Abstract:In the Neo-Assyrian period, a particular type of moon eclipse portends the death of the king. The omen is not contrasted but realized through a substitute ritual (the “substitute king”, šar pūhi), where another man dies instead of the ruler, thus realizing the latter “destiny”.

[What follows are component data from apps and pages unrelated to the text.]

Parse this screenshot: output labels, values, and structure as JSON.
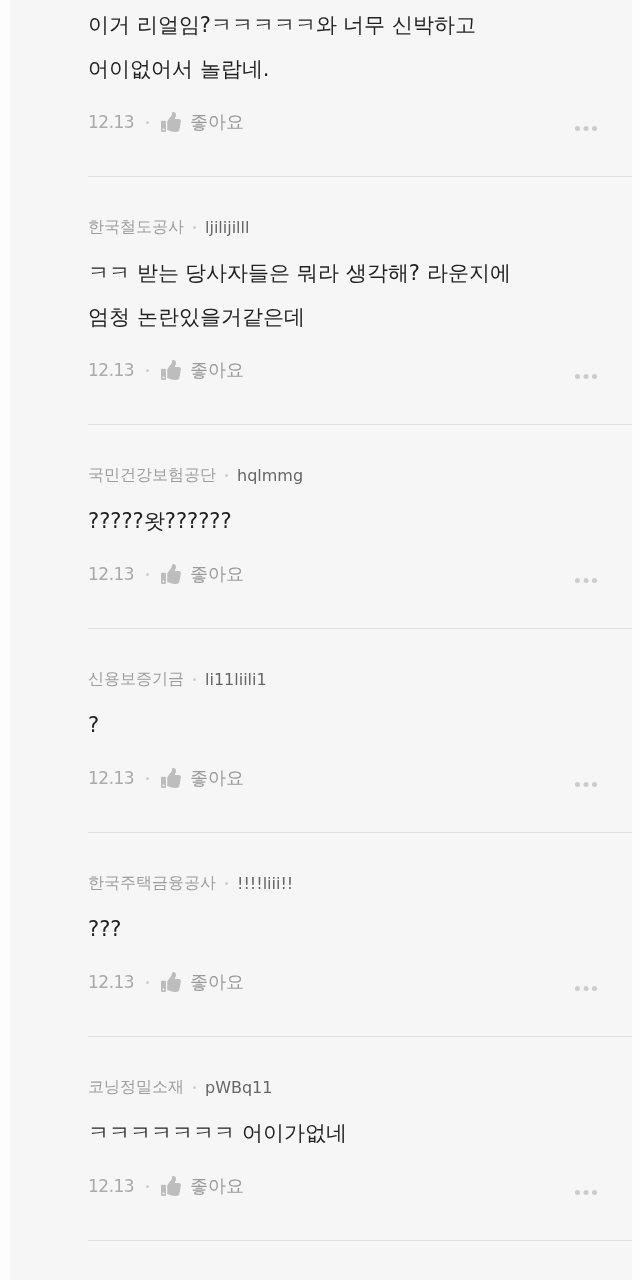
{
  "comments": [
    {
      "lines": [
        "이거 리얼임?ㅋㅋㅋㅋㅋ와 너무 신박하고",
        "어이없어서 놀랍네."
      ],
      "date": "12.13",
      "like_label": "좋아요"
    },
    {
      "author": {
        "organization": "한국철도공사",
        "username": "ljilijilll"
      },
      "lines": [
        "ㅋㅋ 받는 당사자들은 뭐라 생각해? 라운지에",
        "엄청 논란있을거같은데"
      ],
      "date": "12.13",
      "like_label": "좋아요"
    },
    {
      "author": {
        "organization": "국민건강보험공단",
        "username": "hqlmmg"
      },
      "lines": [
        "?????왓??????"
      ],
      "date": "12.13",
      "like_label": "좋아요"
    },
    {
      "author": {
        "organization": "신용보증기금",
        "username": "li11liili1"
      },
      "lines": [
        "?"
      ],
      "date": "12.13",
      "like_label": "좋아요"
    },
    {
      "author": {
        "organization": "한국주택금융공사",
        "username": "!!!!liii!!"
      },
      "lines": [
        "???"
      ],
      "date": "12.13",
      "like_label": "좋아요"
    },
    {
      "author": {
        "organization": "코닝정밀소재",
        "username": "pWBq11"
      },
      "lines": [
        "ㅋㅋㅋㅋㅋㅋㅋ 어이가없네"
      ],
      "date": "12.13",
      "like_label": "좋아요"
    }
  ]
}
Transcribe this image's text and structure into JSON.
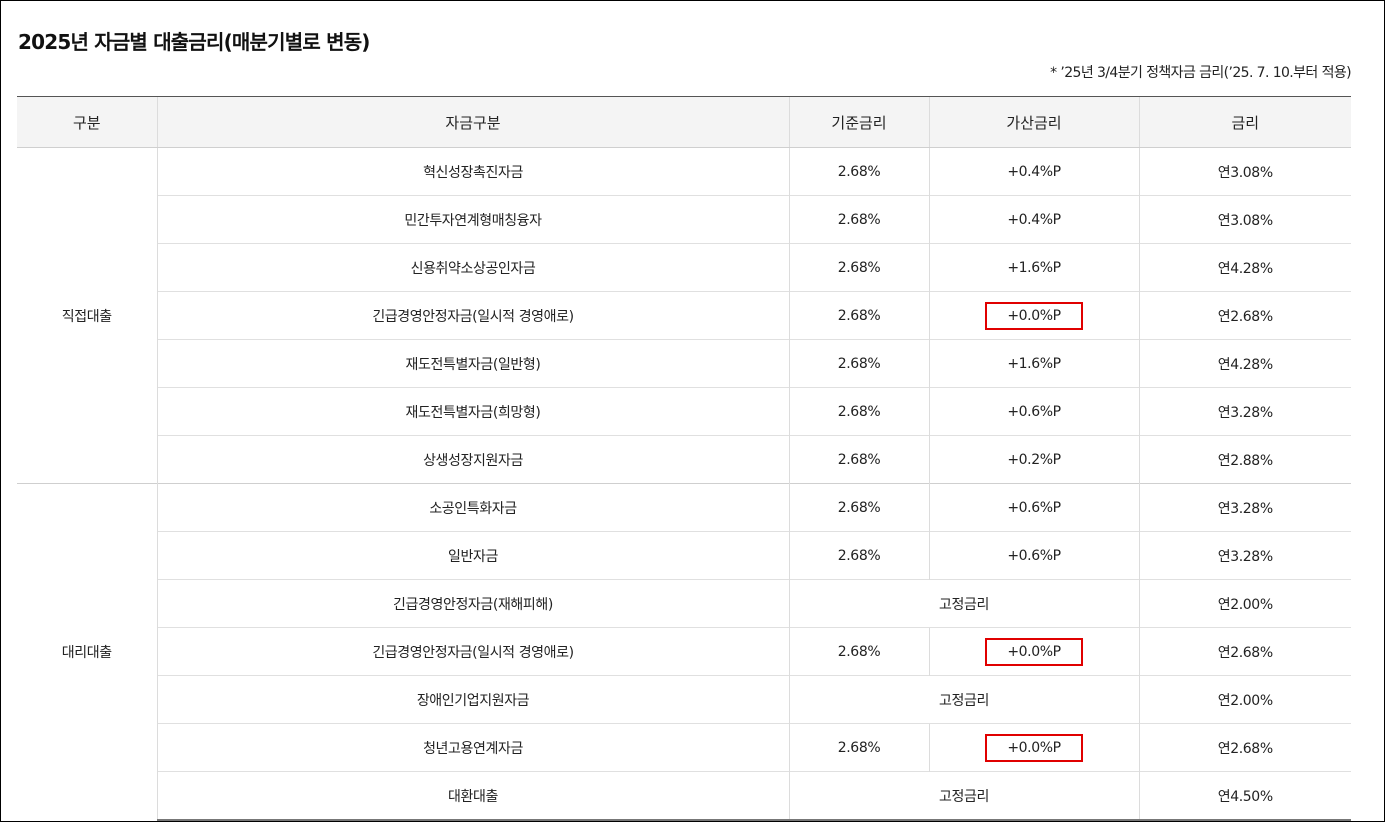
{
  "title": "2025년 자금별 대출금리(매분기별로 변동)",
  "note": "* ’25년 3/4분기 정책자금 금리(’25. 7. 10.부터 적용)",
  "headers": {
    "category": "구분",
    "fund": "자금구분",
    "base": "기준금리",
    "add": "가산금리",
    "rate": "금리"
  },
  "groups": {
    "direct": "직접대출",
    "agency": "대리대출"
  },
  "rows": [
    {
      "fund": "혁신성장촉진자금",
      "base": "2.68%",
      "add": "+0.4%P",
      "rate": "연3.08%"
    },
    {
      "fund": "민간투자연계형매칭융자",
      "base": "2.68%",
      "add": "+0.4%P",
      "rate": "연3.08%"
    },
    {
      "fund": "신용취약소상공인자금",
      "base": "2.68%",
      "add": "+1.6%P",
      "rate": "연4.28%"
    },
    {
      "fund": "긴급경영안정자금(일시적 경영애로)",
      "base": "2.68%",
      "add": "+0.0%P",
      "rate": "연2.68%"
    },
    {
      "fund": "재도전특별자금(일반형)",
      "base": "2.68%",
      "add": "+1.6%P",
      "rate": "연4.28%"
    },
    {
      "fund": "재도전특별자금(희망형)",
      "base": "2.68%",
      "add": "+0.6%P",
      "rate": "연3.28%"
    },
    {
      "fund": "상생성장지원자금",
      "base": "2.68%",
      "add": "+0.2%P",
      "rate": "연2.88%"
    },
    {
      "fund": "소공인특화자금",
      "base": "2.68%",
      "add": "+0.6%P",
      "rate": "연3.28%"
    },
    {
      "fund": "일반자금",
      "base": "2.68%",
      "add": "+0.6%P",
      "rate": "연3.28%"
    },
    {
      "fund": "긴급경영안정자금(재해피해)",
      "fixed": "고정금리",
      "rate": "연2.00%"
    },
    {
      "fund": "긴급경영안정자금(일시적 경영애로)",
      "base": "2.68%",
      "add": "+0.0%P",
      "rate": "연2.68%"
    },
    {
      "fund": "장애인기업지원자금",
      "fixed": "고정금리",
      "rate": "연2.00%"
    },
    {
      "fund": "청년고용연계자금",
      "base": "2.68%",
      "add": "+0.0%P",
      "rate": "연2.68%"
    },
    {
      "fund": "대환대출",
      "fixed": "고정금리",
      "rate": "연4.50%"
    }
  ],
  "highlight_color": "#e00000"
}
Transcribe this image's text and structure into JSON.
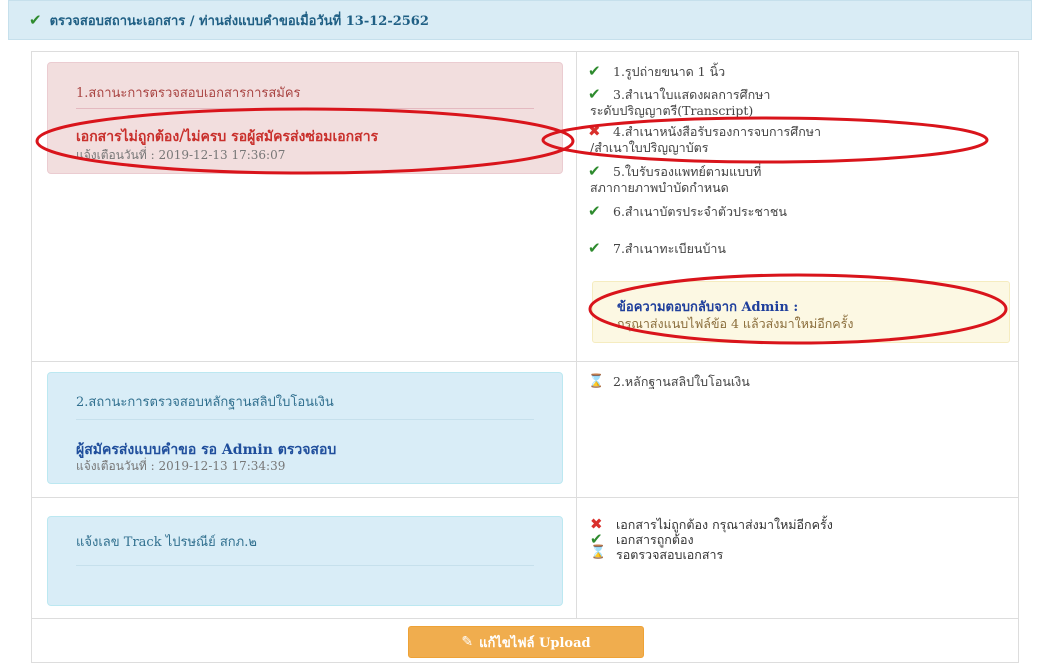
{
  "header": {
    "title": "ตรวจสอบสถานะเอกสาร / ท่านส่งแบบคำขอเมื่อวันที่ 13-12-2562"
  },
  "sections": [
    {
      "heading": "1.สถานะการตรวจสอบเอกสารการสมัคร",
      "status": "เอกสารไม่ถูกต้อง/ไม่ครบ รอผู้สมัครส่งซ่อมเอกสาร",
      "notice": "แจ้งเตือนวันที่ : 2019-12-13 17:36:07"
    },
    {
      "heading": "2.สถานะการตรวจสอบหลักฐานสลิปใบโอนเงิน",
      "status": "ผู้สมัครส่งแบบคำขอ รอ Admin ตรวจสอบ",
      "notice": "แจ้งเตือนวันที่ : 2019-12-13 17:34:39"
    },
    {
      "heading": "แจ้งเลข Track ไปรษณีย์ สกภ.๒"
    }
  ],
  "documents": [
    {
      "state": "ok",
      "line1": "1.รูปถ่ายขนาด 1 นิ้ว",
      "line2": ""
    },
    {
      "state": "ok",
      "line1": "3.สำเนาใบแสดงผลการศึกษา",
      "line2": "ระดับปริญญาตรี(Transcript)"
    },
    {
      "state": "error",
      "line1": "4.สำเนาหนังสือรับรองการจบการศึกษา",
      "line2": "/สำเนาใบปริญญาบัตร"
    },
    {
      "state": "ok",
      "line1": "5.ใบรับรองแพทย์ตามแบบที่",
      "line2": "สภากายภาพบำบัดกำหนด"
    },
    {
      "state": "ok",
      "line1": "6.สำเนาบัตรประจำตัวประชาชน",
      "line2": ""
    },
    {
      "state": "ok",
      "line1": "7.สำเนาทะเบียนบ้าน",
      "line2": ""
    }
  ],
  "admin_message": {
    "title": "ข้อความตอบกลับจาก Admin :",
    "body": "กรุณาส่งแนบไฟล์ข้อ 4 แล้วส่งมาใหม่อีกครั้ง"
  },
  "payment_item": {
    "state": "pending",
    "label": "2.หลักฐานสลิปใบโอนเงิน"
  },
  "legend": [
    {
      "state": "error",
      "label": "เอกสารไม่ถูกต้อง กรุณาส่งมาใหม่อีกครั้ง"
    },
    {
      "state": "ok",
      "label": "เอกสารถูกต้อง"
    },
    {
      "state": "pending",
      "label": "รอตรวจสอบเอกสาร"
    }
  ],
  "edit_button": {
    "label": "แก้ไขไฟล์ Upload",
    "icon": "edit-icon"
  },
  "colors": {
    "ok": "#2e8b2e",
    "error": "#d9302c",
    "pending": "#e3a72f",
    "button": "#f0ad4e",
    "annotation": "#d9141b"
  }
}
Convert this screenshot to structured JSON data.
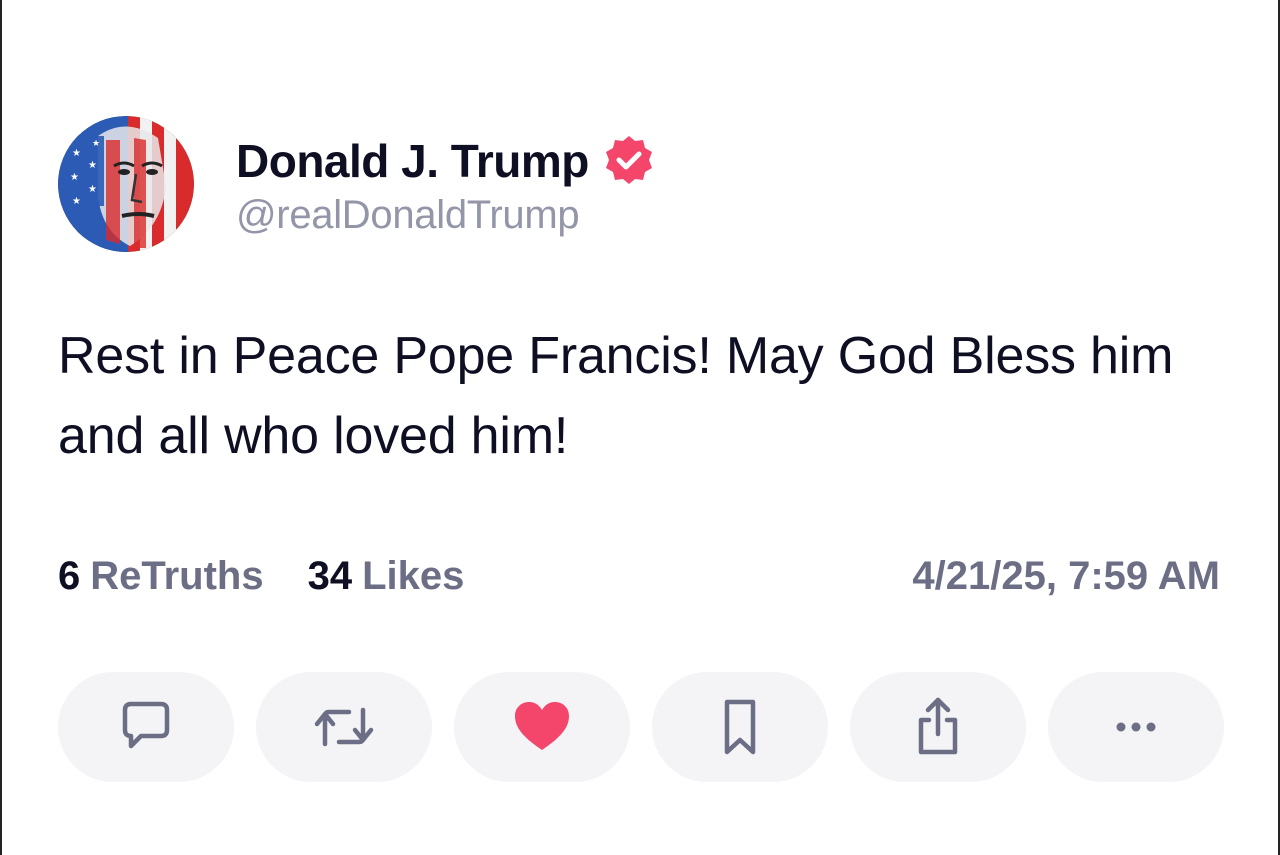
{
  "post": {
    "author": {
      "display_name": "Donald J. Trump",
      "handle": "@realDonaldTrump",
      "verified": true,
      "avatar_icon": "flag-portrait-avatar"
    },
    "body": "Rest in Peace Pope Francis! May God Bless him and all who loved him!",
    "stats": {
      "retruths_count": "6",
      "retruths_label": "ReTruths",
      "likes_count": "34",
      "likes_label": "Likes"
    },
    "timestamp": "4/21/25, 7:59 AM"
  },
  "actions": [
    {
      "icon": "comment-icon"
    },
    {
      "icon": "retruth-icon"
    },
    {
      "icon": "heart-icon",
      "active": true
    },
    {
      "icon": "bookmark-icon"
    },
    {
      "icon": "share-icon"
    },
    {
      "icon": "more-icon"
    }
  ],
  "colors": {
    "verified_badge": "#f4466b",
    "like_active": "#f4466b",
    "text_primary": "#0f0f24",
    "text_secondary": "#6b6e84",
    "button_bg": "#f4f4f7"
  }
}
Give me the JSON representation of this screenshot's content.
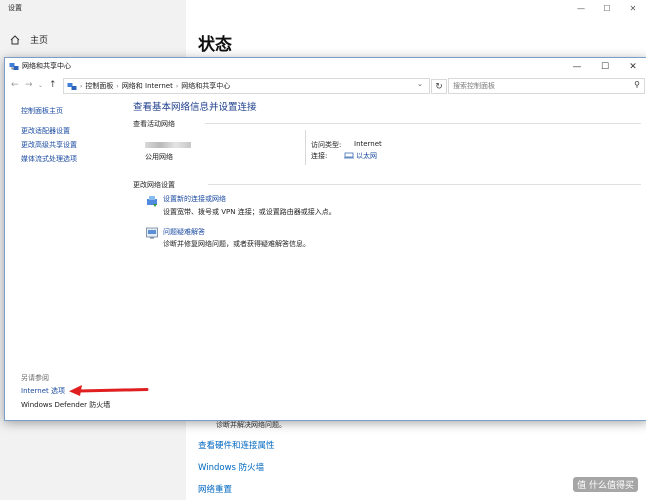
{
  "settings": {
    "title": "设置",
    "home_label": "主页",
    "page_heading": "状态",
    "behind_text": "诊断并解决网络问题。",
    "links": [
      "查看硬件和连接属性",
      "Windows 防火墙",
      "网络重置"
    ]
  },
  "net_window": {
    "title": "网络和共享中心",
    "breadcrumb": [
      "控制面板",
      "网络和 Internet",
      "网络和共享中心"
    ],
    "search_placeholder": "搜索控制面板",
    "left_panel": {
      "home": "控制面板主页",
      "items": [
        "更改适配器设置",
        "更改高级共享设置",
        "媒体流式处理选项"
      ],
      "see_also_label": "另请参阅",
      "see_also_items": [
        "Internet 选项",
        "Windows Defender 防火墙"
      ]
    },
    "main_title": "查看基本网络信息并设置连接",
    "active_networks_label": "查看活动网络",
    "network": {
      "type": "公用网络",
      "access_type_label": "访问类型:",
      "access_type_value": "Internet",
      "connection_label": "连接:",
      "connection_value": "以太网"
    },
    "change_settings_label": "更改网络设置",
    "tasks": [
      {
        "link": "设置新的连接或网络",
        "desc": "设置宽带、拨号或 VPN 连接；或设置路由器或接入点。"
      },
      {
        "link": "问题疑难解答",
        "desc": "诊断并修复网络问题，或者获得疑难解答信息。"
      }
    ]
  },
  "watermark": "值 什么值得买",
  "colors": {
    "link": "#1a4aa0",
    "title_blue": "#1e3e8c",
    "arrow": "#e02020"
  }
}
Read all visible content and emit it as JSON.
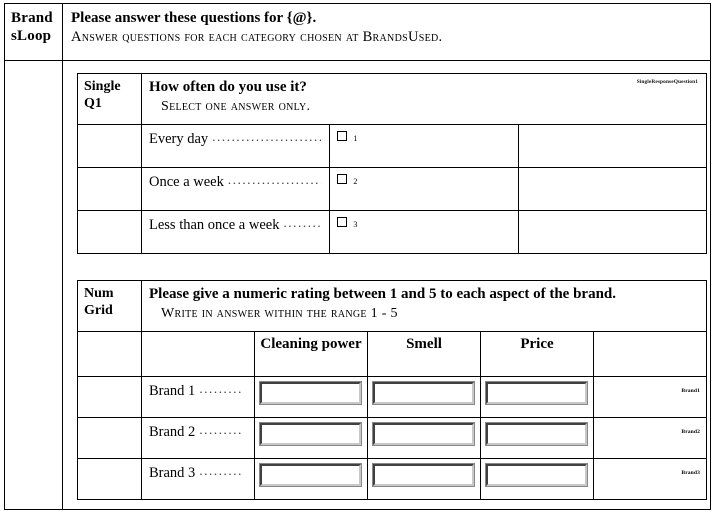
{
  "form": {
    "loop_label_line1": "Brand",
    "loop_label_line2": "sLoop",
    "intro_bold": "Please answer these questions for {@}.",
    "intro_instruction": "Answer questions for each category chosen at BrandsUsed."
  },
  "question_single": {
    "type_label": "Single",
    "code_label": "Q1",
    "text": "How often do you use it?",
    "instruction": "Select one answer only.",
    "variable_name": "SingleResponseQuestion1",
    "leader_dots": "...........................................................................................",
    "answers": [
      {
        "label": "Every day",
        "code": "1"
      },
      {
        "label": "Once a week",
        "code": "2"
      },
      {
        "label": "Less than once a week",
        "code": "3"
      }
    ]
  },
  "question_grid": {
    "type_label_line1": "Num",
    "type_label_line2": "Grid",
    "text": "Please give a numeric rating between 1 and 5 to each aspect of the brand.",
    "instruction": "Write in answer within the range   1 - 5",
    "columns": [
      "Cleaning power",
      "Smell",
      "Price"
    ],
    "leader_dots": ".........",
    "rows": [
      {
        "label": "Brand 1",
        "variable_name": "Brand1",
        "values": [
          "",
          "",
          ""
        ]
      },
      {
        "label": "Brand 2",
        "variable_name": "Brand2",
        "values": [
          "",
          "",
          ""
        ]
      },
      {
        "label": "Brand 3",
        "variable_name": "Brand3",
        "values": [
          "",
          "",
          ""
        ]
      }
    ]
  }
}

This presentation will discuss the different aspects of the ritual through the analysis of divinatory and ritual texts as well as letters exchanged between the Assyrian king and his ummânus, the experts of mantic, therapeutic, and cultic disciplines. Far from being an isolated ritual, the šar pūhi is accompanied by different ritual and cultic activities. All types of omens are observed, recorded, and discussed. Apotropaic rituals (namburbi) and cleansing rituals are performed together with prayers. Each step and decision related to the ritual is discussed between the king and his ummânus. Presenting the omens quoted, commented, and interpreted by the ummânus, the paper will show how the divination in Neo-Assyrian period worked, namely how the written and non-written as well as “canonical” and non-canonical sources are used by scribes; how the omen are interpreted; how this interpretation influences not only the ritual performance but also the policy of the Assyrian ruler.Lorenzo Verderame is Associate professor of Assyriology at the “Sapienza” University of Rome since 2019. His research topics cover the range of cuneiform cultures of ancient Mesopotamia from the beginning of the third millennium B.C. to the first millennium B.C. One of the two main focuses of his research has been the third millennium administrative documents in Sumerian language, mainly from the Ur III period. The second focus of his research deals with the study of divination, mainly as documented in Akkadian sources from the first millennium B.C. Besides, he has carried out other major academic works on Sumerian literature and the Mesopotamian religious system. He is member and director of different national, as well as international, projects, such as the Ur Digitization Project at the British Museum. Since autumn 2013, he helds the role of head epigrapher of the joint archaeological excavation of “Sapienza” University of Rome, Università di Perugia, and the Iraqi State Board of Antiquities that is being undertaken in the ancient Sumerian town of Nina/Niĝin (Surghul), in south Iraq.